Rejecting arguments that Florida's Sunshine Law was violated, an appeals court Tuesday upheld a 14.5 percent increase in workers' compensation insurance rates that began to hit businesses in December.
A three-judge panel of the 1st District Court of Appeal, in a 19-page decision, overturned a Leon County circuit judge's ruling that would have invalidated the closely watched rate hike.
The case, filed by James F. Fee Jr., a Miami attorney who represents injured workers, has focused heavily on the activities of the National Council on Compensation Insurance, an organization that files rate proposals with the state for insurers.
Leon County Circuit Judge Karen Gievers ruled in November that the organization, commonly known as NCCI, did not comply with the Sunshine Law last year in the lead-up to the state Office of Insurance Regulation approving the 14.5 percent rate hike.
Gievers pointed, in part, to a state law that requires open meetings when rating organizations, such as NCCI, hold committee meetings to discuss workers' compensation rate changes.
But the appeals court Tuesday rejected Gievers' conclusions. The court said, for example, that NCCI did not use a committee in determining proposed rate hikes — and, as a result, was not subject to the Sunshine Law requirement dealing with committee meetings. The court said an NCCI actuary, Jay Rosen, did rate determinations in Florida.
“This unique extension of the Sunshine Law applies only when the rate-determination committee of a rating organization meets to determine workers' compensation insurance rates,” said the decision, written by appeals-court Judge Lori Rowe and joined by judges Susan Kelsey and Harvey Jay. “NCCI argues, and it is undisputed, that no committee at NCCI has been charged with the responsibility for determining worker's compensation insurance rates in over 25 years.”
The 14.5 percent rate hike, approved by regulators in October, has been part of a high-profile debate during the past year about Florida workers' compensation system. The debate largely stemmed from two Florida Supreme Court rulings last spring that found parts of the workers' compensation system unconstitutional, including a law that strictly limited the fees paid to injured workers' attorneys.
After the rulings, NCCI initially requested a 19.6 percent rate increase for workers' compensation insurers. Regulators later approved the smaller 14.5 percent hike, which began to take effect Dec. 1.
Though Gievers said the rate increase should be invalidated, it was allowed to move forward as NCCI and the Office of Insurance Regulation pursued the appeal.
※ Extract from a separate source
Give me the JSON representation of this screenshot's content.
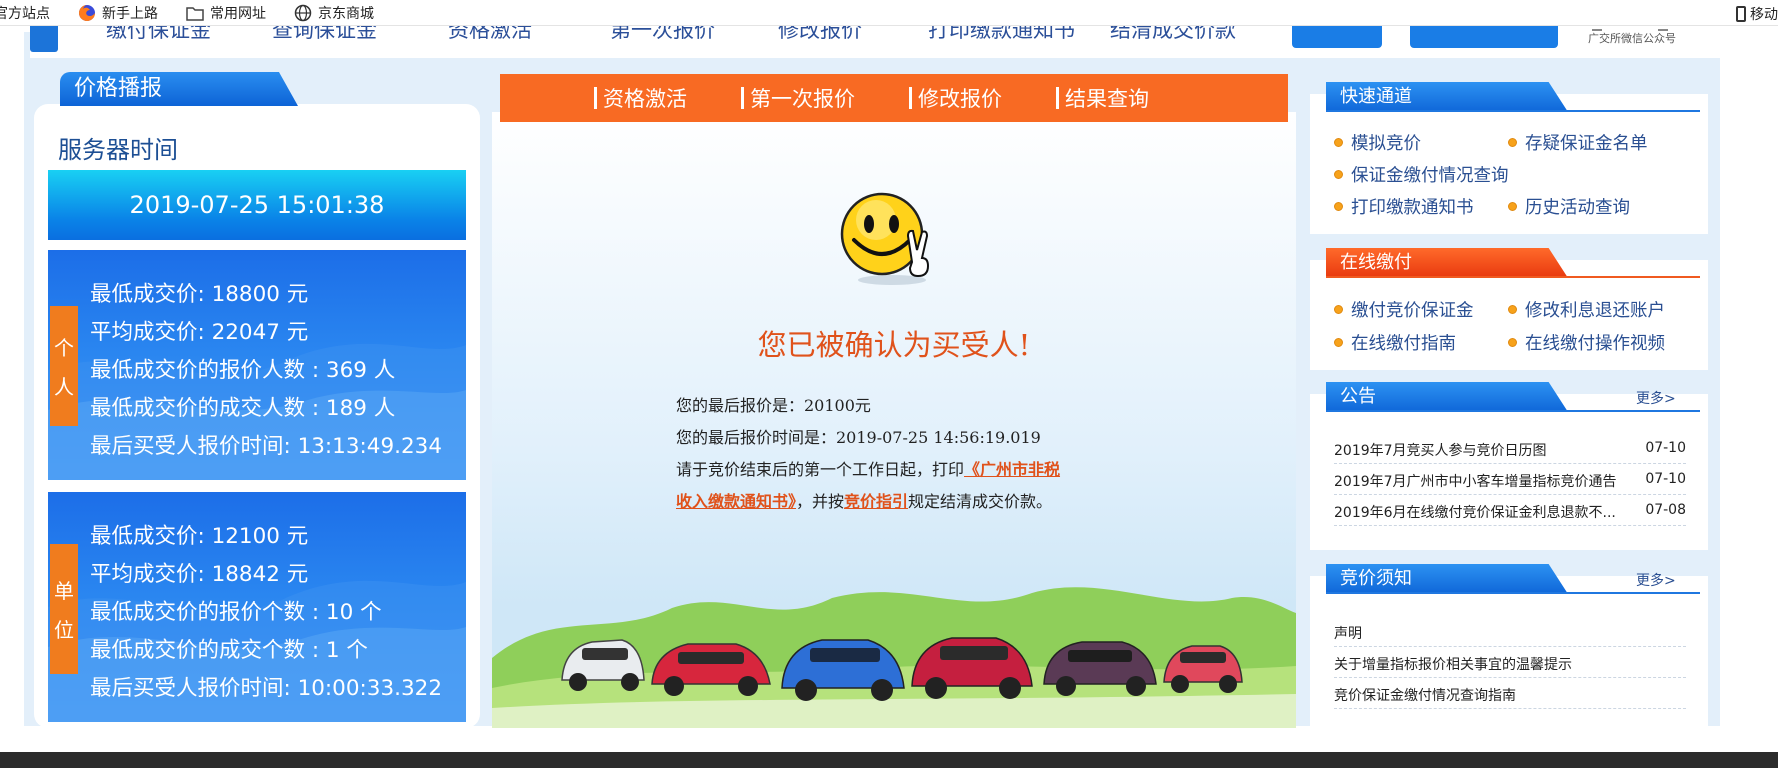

Meanwhile, business groups lobbied the Legislature to revamp workers' compensation insurance laws to reduce rates. That effort failed last week when the House and Senate could not agree on key issues such as limiting attorney fees.